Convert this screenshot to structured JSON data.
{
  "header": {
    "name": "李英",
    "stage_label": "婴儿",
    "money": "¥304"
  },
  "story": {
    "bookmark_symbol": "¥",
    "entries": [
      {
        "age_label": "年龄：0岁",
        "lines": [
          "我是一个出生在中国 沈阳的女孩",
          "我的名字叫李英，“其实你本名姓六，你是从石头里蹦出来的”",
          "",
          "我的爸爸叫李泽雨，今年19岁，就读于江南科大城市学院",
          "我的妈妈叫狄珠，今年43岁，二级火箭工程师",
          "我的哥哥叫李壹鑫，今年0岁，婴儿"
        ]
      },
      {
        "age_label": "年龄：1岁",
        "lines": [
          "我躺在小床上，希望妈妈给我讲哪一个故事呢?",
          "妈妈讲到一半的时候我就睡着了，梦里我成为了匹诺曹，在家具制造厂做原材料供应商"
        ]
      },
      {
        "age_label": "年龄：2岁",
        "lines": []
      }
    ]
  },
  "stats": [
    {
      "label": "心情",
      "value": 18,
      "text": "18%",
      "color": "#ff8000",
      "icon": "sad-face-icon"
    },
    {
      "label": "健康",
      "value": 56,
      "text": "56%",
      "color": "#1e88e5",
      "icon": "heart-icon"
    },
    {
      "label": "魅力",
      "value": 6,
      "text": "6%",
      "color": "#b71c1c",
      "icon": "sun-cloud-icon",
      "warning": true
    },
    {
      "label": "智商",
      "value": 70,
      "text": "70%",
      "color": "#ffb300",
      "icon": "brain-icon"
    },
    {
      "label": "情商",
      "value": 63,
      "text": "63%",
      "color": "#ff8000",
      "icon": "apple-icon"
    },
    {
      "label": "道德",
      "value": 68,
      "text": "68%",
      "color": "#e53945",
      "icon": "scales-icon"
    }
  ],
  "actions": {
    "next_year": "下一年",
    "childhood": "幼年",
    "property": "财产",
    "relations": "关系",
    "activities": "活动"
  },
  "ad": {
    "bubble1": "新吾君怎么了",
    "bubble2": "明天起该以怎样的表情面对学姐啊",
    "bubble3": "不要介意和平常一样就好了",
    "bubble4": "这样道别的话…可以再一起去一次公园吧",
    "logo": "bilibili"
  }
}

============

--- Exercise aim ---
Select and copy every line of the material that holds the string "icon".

--- Answer to the problem ---
      "icon": "sad-face-icon"
      "icon": "heart-icon"
      "icon": "sun-cloud-icon",
      "icon": "brain-icon"
      "icon": "apple-icon"
      "icon": "scales-icon"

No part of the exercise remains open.